Italy is an absolute point of reference for world enology. The quality of its wines is renowned throughout the world.
From the Alps to Sicily, in the midst of the rolling hills of the marvelous panoramas, it is practically impossible not to see, practically everywhere, the presence of the vine and long stretches of vineyards. In Italy, the vine is cultivated everywhere; it is practically present in every region and each of these has autochthonous grape varieties, often forgotten or undervalued, in each region wine has been produced practically forever.

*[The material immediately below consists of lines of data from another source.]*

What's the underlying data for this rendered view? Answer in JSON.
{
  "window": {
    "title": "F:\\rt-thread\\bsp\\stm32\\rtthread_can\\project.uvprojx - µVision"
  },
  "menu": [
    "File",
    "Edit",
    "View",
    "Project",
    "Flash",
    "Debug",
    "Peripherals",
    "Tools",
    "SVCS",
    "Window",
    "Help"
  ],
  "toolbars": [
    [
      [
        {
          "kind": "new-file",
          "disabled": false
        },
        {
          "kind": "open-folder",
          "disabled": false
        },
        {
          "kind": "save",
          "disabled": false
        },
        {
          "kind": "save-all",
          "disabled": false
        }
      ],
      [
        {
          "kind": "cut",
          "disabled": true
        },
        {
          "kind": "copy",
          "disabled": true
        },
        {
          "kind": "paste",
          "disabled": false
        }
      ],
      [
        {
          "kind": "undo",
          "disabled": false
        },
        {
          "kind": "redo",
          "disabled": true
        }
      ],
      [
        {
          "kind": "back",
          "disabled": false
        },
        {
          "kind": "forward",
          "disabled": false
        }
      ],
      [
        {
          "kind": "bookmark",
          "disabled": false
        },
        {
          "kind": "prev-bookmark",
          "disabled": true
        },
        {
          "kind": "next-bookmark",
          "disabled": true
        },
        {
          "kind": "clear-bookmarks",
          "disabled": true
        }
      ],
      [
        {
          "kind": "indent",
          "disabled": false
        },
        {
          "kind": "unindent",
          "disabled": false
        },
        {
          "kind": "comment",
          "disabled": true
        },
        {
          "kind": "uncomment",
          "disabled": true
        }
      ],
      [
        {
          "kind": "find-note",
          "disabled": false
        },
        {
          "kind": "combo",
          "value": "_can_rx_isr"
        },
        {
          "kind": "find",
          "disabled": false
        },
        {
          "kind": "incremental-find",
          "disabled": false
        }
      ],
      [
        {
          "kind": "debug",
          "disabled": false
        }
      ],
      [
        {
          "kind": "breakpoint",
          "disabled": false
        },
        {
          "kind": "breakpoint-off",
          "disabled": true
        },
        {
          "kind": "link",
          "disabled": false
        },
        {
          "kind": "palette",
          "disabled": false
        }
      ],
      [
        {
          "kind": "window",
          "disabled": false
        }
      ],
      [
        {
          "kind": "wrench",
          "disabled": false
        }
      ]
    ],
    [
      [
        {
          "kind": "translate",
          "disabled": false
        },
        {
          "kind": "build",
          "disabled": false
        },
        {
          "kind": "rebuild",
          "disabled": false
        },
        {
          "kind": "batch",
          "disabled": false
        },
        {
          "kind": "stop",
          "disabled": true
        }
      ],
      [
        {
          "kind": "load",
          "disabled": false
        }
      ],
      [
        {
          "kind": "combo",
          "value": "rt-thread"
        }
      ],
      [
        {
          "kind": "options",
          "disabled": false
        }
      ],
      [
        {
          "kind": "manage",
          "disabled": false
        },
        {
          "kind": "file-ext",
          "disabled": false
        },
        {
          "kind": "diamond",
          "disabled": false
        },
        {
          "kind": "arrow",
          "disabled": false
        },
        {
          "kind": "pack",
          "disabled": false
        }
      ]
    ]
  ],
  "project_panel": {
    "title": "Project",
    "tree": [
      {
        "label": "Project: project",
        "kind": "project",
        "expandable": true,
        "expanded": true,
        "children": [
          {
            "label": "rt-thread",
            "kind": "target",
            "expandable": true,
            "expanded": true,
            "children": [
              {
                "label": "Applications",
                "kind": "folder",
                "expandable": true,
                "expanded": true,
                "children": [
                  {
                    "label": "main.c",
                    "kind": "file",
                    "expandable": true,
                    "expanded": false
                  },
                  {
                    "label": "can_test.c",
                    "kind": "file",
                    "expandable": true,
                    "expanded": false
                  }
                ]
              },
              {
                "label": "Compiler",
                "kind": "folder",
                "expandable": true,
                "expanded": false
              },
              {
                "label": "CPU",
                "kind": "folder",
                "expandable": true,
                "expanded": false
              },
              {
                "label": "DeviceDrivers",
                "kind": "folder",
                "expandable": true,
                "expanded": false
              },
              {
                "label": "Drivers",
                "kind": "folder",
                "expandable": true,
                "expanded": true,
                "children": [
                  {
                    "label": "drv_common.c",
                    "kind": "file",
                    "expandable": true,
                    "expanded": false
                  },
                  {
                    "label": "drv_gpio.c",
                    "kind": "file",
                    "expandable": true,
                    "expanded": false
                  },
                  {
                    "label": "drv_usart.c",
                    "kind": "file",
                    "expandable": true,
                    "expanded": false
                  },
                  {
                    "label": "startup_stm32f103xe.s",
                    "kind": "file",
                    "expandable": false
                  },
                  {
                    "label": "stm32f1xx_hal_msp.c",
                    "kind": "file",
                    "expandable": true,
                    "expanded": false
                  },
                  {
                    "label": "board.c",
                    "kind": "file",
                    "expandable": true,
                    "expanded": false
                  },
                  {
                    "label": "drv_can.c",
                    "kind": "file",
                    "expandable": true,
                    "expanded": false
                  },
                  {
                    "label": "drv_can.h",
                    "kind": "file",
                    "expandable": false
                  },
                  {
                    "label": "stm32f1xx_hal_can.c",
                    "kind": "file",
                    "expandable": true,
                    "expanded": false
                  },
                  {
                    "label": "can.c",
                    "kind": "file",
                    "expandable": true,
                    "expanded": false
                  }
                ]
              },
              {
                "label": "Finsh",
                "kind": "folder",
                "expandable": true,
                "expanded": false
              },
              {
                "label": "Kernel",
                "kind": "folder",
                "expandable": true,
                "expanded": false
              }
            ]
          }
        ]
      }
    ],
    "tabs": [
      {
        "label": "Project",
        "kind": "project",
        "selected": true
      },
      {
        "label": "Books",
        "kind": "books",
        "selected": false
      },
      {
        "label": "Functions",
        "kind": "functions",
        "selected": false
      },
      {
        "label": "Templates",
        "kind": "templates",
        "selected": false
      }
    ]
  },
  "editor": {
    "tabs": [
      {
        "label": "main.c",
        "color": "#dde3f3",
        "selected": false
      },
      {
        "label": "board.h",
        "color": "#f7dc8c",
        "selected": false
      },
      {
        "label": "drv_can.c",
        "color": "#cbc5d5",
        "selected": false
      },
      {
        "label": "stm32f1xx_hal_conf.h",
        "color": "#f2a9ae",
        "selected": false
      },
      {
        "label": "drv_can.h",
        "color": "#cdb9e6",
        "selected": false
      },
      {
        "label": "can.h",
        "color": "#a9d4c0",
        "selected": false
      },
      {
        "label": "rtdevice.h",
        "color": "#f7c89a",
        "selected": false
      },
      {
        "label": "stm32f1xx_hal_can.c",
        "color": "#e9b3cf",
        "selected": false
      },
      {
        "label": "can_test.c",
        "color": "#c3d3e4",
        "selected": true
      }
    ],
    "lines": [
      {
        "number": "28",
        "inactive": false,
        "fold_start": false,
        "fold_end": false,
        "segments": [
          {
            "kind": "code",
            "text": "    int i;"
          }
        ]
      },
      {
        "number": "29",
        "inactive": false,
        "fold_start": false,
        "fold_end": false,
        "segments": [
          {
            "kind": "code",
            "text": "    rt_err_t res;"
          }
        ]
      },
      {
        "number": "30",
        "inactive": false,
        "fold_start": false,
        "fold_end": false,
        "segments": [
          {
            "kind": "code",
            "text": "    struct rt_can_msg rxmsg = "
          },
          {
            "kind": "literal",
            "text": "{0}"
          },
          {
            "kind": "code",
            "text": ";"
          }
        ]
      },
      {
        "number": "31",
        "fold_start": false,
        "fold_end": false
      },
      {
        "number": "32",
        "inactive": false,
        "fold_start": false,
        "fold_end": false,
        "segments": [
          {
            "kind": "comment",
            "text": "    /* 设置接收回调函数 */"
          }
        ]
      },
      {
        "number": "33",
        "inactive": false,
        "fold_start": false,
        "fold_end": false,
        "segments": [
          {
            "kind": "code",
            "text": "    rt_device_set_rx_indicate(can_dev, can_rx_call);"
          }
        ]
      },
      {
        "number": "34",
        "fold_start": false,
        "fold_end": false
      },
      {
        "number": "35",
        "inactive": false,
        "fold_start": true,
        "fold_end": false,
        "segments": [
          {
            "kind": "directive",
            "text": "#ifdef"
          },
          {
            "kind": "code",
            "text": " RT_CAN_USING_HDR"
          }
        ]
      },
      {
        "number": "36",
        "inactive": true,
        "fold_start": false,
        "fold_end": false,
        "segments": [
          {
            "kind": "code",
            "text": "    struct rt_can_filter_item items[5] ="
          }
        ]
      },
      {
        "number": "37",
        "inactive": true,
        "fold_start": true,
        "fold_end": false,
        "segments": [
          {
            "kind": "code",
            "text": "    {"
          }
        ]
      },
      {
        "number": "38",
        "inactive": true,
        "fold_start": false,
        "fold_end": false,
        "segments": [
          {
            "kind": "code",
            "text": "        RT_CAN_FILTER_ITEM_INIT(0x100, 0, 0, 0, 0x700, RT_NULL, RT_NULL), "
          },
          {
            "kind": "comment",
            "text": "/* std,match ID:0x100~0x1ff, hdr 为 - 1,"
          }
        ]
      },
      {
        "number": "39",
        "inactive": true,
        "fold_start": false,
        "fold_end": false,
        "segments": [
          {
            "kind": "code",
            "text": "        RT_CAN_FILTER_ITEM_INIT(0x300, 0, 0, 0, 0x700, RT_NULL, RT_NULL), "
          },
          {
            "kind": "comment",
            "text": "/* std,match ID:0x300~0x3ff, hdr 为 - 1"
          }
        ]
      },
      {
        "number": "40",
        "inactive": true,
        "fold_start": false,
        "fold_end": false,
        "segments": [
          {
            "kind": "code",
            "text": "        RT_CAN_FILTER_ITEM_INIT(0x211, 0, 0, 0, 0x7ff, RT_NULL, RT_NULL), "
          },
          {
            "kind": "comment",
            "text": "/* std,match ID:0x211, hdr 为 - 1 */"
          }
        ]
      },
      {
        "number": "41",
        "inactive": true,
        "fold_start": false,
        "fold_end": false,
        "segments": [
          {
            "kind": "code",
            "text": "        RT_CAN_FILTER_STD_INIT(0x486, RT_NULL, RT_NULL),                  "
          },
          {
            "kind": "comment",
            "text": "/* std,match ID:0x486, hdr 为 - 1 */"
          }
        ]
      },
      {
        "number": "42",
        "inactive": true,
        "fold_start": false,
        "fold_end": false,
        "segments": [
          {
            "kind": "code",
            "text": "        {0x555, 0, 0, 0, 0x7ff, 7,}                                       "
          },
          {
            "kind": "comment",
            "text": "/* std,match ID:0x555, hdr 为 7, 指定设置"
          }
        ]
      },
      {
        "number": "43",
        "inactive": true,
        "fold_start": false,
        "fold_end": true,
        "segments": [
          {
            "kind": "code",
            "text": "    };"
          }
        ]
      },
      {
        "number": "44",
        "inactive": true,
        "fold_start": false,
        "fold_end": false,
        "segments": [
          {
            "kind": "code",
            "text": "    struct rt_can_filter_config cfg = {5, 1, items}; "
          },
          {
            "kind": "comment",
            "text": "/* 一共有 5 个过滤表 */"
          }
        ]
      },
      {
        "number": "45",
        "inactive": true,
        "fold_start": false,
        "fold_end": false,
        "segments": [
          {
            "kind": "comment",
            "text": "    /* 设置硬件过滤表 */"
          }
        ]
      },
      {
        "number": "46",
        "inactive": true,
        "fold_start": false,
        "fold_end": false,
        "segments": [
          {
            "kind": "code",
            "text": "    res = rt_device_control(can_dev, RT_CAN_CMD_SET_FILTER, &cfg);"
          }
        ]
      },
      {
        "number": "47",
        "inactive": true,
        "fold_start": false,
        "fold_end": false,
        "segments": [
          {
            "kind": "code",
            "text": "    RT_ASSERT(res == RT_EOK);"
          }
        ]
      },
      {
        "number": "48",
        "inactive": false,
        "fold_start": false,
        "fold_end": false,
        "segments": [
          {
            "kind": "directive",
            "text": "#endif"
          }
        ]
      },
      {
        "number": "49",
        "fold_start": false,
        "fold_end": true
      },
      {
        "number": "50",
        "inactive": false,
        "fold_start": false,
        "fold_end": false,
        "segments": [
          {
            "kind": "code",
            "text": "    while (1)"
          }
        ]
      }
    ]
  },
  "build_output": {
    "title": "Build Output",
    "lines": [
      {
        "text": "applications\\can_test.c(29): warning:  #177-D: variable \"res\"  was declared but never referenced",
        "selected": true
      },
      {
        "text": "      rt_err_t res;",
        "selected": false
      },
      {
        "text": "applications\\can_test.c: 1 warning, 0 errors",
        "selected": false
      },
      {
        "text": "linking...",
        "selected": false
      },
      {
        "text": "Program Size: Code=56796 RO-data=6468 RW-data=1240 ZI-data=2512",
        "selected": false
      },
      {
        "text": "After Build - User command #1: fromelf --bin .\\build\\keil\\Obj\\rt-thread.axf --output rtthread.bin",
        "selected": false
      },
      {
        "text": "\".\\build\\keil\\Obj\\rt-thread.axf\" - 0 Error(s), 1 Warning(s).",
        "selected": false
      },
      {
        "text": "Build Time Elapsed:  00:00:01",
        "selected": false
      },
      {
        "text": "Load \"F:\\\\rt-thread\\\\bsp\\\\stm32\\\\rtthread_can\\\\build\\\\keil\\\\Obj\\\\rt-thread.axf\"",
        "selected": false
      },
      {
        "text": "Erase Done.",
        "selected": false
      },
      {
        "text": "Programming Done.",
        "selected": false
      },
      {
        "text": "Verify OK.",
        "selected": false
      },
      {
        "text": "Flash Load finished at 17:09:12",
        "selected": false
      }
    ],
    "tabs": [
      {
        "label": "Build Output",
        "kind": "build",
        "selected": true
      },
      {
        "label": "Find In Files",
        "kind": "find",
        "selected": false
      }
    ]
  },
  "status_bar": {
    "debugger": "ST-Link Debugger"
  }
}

In addition to the autochthonous grapes of which Italy is rich, many species of French origin are also cultivated, often called "international", such as Chardonnay and Cabernet Sauvignon with which excellent wines are produced. The tendency of Italian producers, probably to satisfy the so-called "international" taste of consumers, is to use "international" grapes together with local grapes, a trend that, unfortunately, is increasingly followed. The great advantage available to Italy, that is to say to possess autochthonous grape species like in no other country in the world, should be exploited in a more prudent way by the producers since, there are already numerous and extraordinary examples, from those grapes they can obtain high quality wines with characteristics of extraordinary finesse.